> _Work task_
In the entries below, count each line where "label" appears. Give the total and nothing more.

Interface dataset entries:
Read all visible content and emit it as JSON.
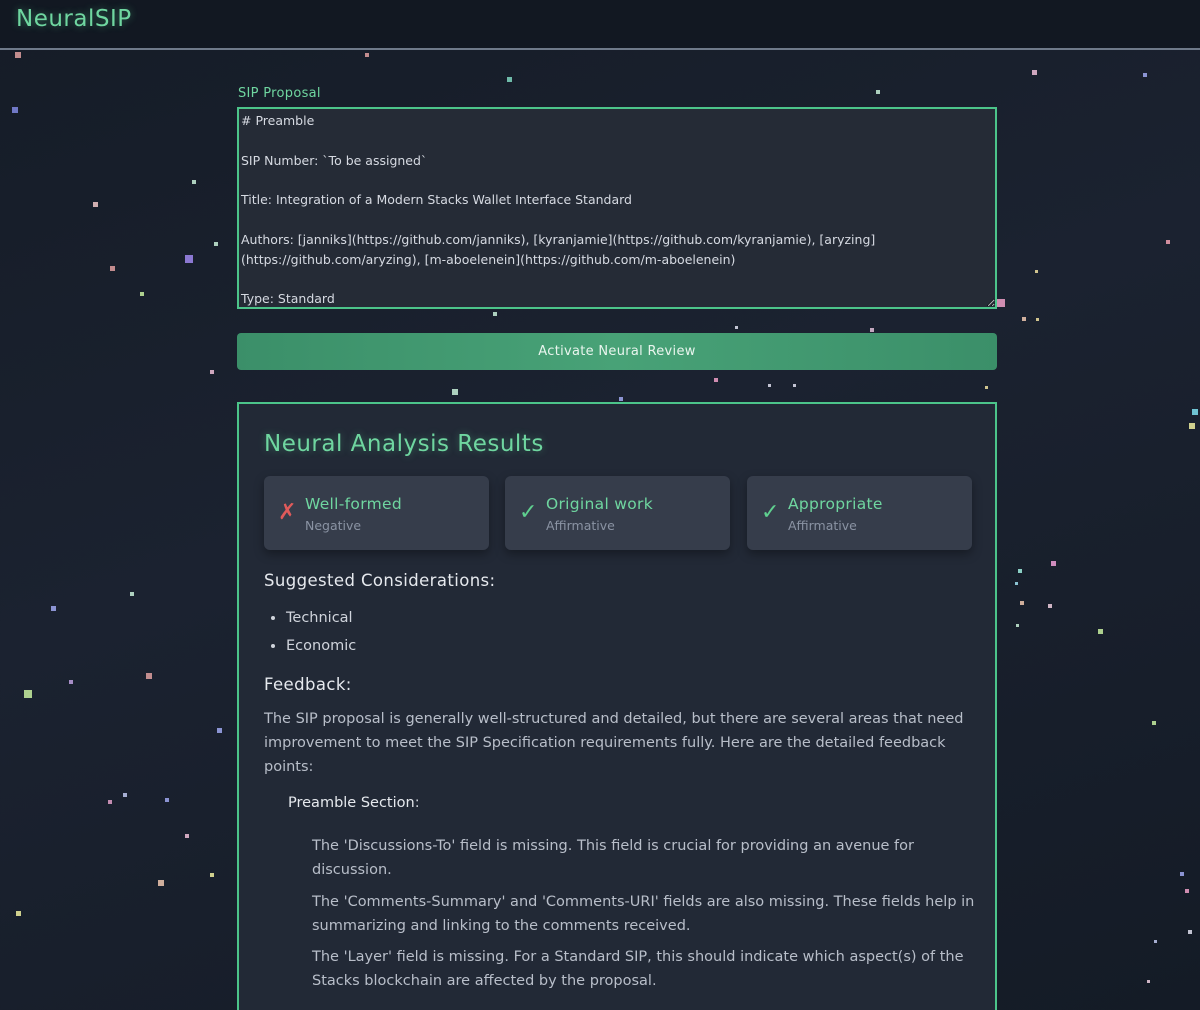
{
  "app": {
    "title": "NeuralSIP"
  },
  "proposal": {
    "label": "SIP Proposal",
    "text": "# Preamble\n\nSIP Number: `To be assigned`\n\nTitle: Integration of a Modern Stacks Wallet Interface Standard\n\nAuthors: [janniks](https://github.com/janniks), [kyranjamie](https://github.com/kyranjamie), [aryzing](https://github.com/aryzing), [m-aboelenein](https://github.com/m-aboelenein)\n\nType: Standard"
  },
  "review_button": {
    "label": "Activate Neural Review"
  },
  "results": {
    "title": "Neural Analysis Results",
    "verdicts": [
      {
        "label": "Well-formed",
        "value": "Negative",
        "icon": "cross-icon",
        "glyph": "✗",
        "color": "#e05a5a"
      },
      {
        "label": "Original work",
        "value": "Affirmative",
        "icon": "check-icon",
        "glyph": "✓",
        "color": "#5fd08f"
      },
      {
        "label": "Appropriate",
        "value": "Affirmative",
        "icon": "check-icon",
        "glyph": "✓",
        "color": "#5fd08f"
      }
    ],
    "considerations_heading": "Suggested Considerations:",
    "considerations": [
      "Technical",
      "Economic"
    ],
    "feedback_heading": "Feedback:",
    "feedback_intro": "The SIP proposal is generally well-structured and detailed, but there are several areas that need improvement to meet the SIP Specification requirements fully. Here are the detailed feedback points:",
    "preamble_section": {
      "title": "Preamble Section",
      "suffix": ":",
      "points": [
        "The 'Discussions-To' field is missing. This field is crucial for providing an avenue for discussion.",
        "The 'Comments-Summary' and 'Comments-URI' fields are also missing. These fields help in summarizing and linking to the comments received.",
        "The 'Layer' field is missing. For a Standard SIP, this should indicate which aspect(s) of the Stacks blockchain are affected by the proposal."
      ]
    }
  },
  "colors": {
    "accent": "#4cc48a",
    "accent_text": "#6fd6a0",
    "negative": "#e05a5a",
    "positive": "#5fd08f"
  }
}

> _Answer to the problem_
5